Material for this exercise =
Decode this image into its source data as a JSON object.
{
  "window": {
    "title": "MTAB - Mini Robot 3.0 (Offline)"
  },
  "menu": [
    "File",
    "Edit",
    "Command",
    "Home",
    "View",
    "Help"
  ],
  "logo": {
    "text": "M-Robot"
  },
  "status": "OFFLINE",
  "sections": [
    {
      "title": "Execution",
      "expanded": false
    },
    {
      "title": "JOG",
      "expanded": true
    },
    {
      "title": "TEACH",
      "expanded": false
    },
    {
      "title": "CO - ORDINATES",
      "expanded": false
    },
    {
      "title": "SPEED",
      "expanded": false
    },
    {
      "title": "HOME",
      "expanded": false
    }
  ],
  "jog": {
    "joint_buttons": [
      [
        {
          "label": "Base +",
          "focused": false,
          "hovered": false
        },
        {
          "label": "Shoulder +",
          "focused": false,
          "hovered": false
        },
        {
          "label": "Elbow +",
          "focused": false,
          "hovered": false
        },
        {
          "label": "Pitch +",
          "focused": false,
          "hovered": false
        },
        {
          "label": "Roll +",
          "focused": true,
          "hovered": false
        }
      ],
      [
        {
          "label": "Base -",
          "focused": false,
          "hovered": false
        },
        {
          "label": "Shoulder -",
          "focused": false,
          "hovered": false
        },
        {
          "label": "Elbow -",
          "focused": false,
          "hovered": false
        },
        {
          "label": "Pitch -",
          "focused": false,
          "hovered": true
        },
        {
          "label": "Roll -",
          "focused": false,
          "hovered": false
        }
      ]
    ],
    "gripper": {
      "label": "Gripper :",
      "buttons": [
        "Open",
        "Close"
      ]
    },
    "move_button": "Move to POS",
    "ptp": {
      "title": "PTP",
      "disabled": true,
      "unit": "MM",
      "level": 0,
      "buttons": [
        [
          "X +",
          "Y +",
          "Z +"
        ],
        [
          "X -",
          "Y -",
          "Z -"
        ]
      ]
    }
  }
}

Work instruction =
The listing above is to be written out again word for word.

Task response =
Decode this image into its source data as a JSON object.
{
  "window": {
    "title": "MTAB - Mini Robot 3.0 (Offline)"
  },
  "menu": [
    "File",
    "Edit",
    "Command",
    "Home",
    "View",
    "Help"
  ],
  "logo": {
    "text": "M-Robot"
  },
  "status": "OFFLINE",
  "sections": [
    {
      "title": "Execution",
      "expanded": false
    },
    {
      "title": "JOG",
      "expanded": true
    },
    {
      "title": "TEACH",
      "expanded": false
    },
    {
      "title": "CO - ORDINATES",
      "expanded": false
    },
    {
      "title": "SPEED",
      "expanded": false
    },
    {
      "title": "HOME",
      "expanded": false
    }
  ],
  "jog": {
    "joint_buttons": [
      [
        {
          "label": "Base +",
          "focused": false,
          "hovered": false
        },
        {
          "label": "Shoulder +",
          "focused": false,
          "hovered": false
        },
        {
          "label": "Elbow +",
          "focused": false,
          "hovered": false
        },
        {
          "label": "Pitch +",
          "focused": false,
          "hovered": false
        },
        {
          "label": "Roll +",
          "focused": true,
          "hovered": false
        }
      ],
      [
        {
          "label": "Base -",
          "focused": false,
          "hovered": false
        },
        {
          "label": "Shoulder -",
          "focused": false,
          "hovered": false
        },
        {
          "label": "Elbow -",
          "focused": false,
          "hovered": false
        },
        {
          "label": "Pitch -",
          "focused": false,
          "hovered": true
        },
        {
          "label": "Roll -",
          "focused": false,
          "hovered": false
        }
      ]
    ],
    "gripper": {
      "label": "Gripper :",
      "buttons": [
        "Open",
        "Close"
      ]
    },
    "move_button": "Move to POS",
    "ptp": {
      "title": "PTP",
      "disabled": true,
      "unit": "MM",
      "level": 0,
      "buttons": [
        [
          "X +",
          "Y +",
          "Z +"
        ],
        [
          "X -",
          "Y -",
          "Z -"
        ]
      ]
    }
  }
}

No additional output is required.